Jasper van Egeraat, Bas Penning de Vries, Ewout Steyerberg

High risk devices may be approved based on limited evidence from underpowered clinical studies. They may have a higher risk than commonly accepted. While an observed event rate may seem favourable, regulators, healthcare professionals and patients should be aware that there is considerable uncertainty due to limited evidence.

To assess this uncertainty, we developed an online tool designed to provide users with objective insights into potential risks that may not have been detected during the approval process. The tool can assist making informed decisions regarding the use of these devices by demonstrating their implicitly accepted risk.

The tool uses Bayesian statistics with a constant hazard assumption to answer the following two questions:

  1. Based on current evidence, what is the upper bound to the n-year risk for an individual patient?
  2. If we collect more evidence, how does our confidence in the upper bound for an individual patients n-year risk change?

The tool requires users to input the collected evidence in the form of cumulative device experience, i.e. the total number of years the device has been implanted in humans, and the number of observed events during these years.
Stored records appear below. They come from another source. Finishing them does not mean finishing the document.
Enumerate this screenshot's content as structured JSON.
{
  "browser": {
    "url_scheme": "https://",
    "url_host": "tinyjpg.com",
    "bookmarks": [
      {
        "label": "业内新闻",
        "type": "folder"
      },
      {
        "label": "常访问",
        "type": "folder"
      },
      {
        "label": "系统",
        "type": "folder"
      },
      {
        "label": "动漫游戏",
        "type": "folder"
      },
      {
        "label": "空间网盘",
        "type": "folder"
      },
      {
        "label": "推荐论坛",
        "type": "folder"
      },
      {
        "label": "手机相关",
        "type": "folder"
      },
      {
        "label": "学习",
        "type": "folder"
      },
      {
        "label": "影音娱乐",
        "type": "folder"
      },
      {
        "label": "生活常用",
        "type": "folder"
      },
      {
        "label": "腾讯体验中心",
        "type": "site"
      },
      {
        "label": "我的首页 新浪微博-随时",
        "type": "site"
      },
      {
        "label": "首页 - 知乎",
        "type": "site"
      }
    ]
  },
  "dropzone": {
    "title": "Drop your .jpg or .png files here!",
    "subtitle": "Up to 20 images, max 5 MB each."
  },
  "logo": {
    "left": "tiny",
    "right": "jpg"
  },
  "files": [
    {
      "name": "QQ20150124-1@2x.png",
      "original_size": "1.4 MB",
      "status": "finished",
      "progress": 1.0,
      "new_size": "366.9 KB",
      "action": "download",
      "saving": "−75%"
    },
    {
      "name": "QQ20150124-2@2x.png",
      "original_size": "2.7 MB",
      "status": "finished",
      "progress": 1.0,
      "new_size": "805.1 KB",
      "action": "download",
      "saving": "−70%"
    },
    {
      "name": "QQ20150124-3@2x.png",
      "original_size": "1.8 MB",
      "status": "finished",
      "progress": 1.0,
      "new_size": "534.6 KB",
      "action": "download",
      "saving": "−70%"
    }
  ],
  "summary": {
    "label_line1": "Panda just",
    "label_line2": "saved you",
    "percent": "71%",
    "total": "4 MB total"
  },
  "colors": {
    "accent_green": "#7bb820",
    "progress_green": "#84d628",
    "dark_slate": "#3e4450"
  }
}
The tool calculates an upper bound for the n-year risk for an individual patient, as a function of the cumulative device experience. Increasing the cumulative device experience, by collecting more evidence, will increase our confidence that the n-year risk is lower than a certain threshold. This can be seen in Figure 1, where we show the upper bound to the 10-year risk of a hypothetical device with only 100 cumulative patient years and the small number of 4 events. With this evidence, we are 90% certain the 10-year risk is below 55%. By collecting up to 800 cumulative patient years we can be 90% certain that the risk is below 40%.  

We have successfully tested the tool using a dataset of studies comparing bioresorbable vascular scaffold (BVS) with an already approved Everolimus drug-eluting stent. Figure 2 shows that based on the results of the trial, the 10-year risk for an individual patient with the inferior BVS device is higher than for the drug-eluting stent.

Figure 1 Upper bound to 10-year risk for hypothetical device
Figure 2 Estimated risk for BVS and the superior EES device.

Further methodological research may implement a non-constant hazard. Considering more use-cases with real-world data is also recommended.

The tool can be accessed via the following link:

Moreover, the code and the dataset used for the testing are openly available in the Zenodo CORE-MD community here: https://zenodo.org/records/11366097.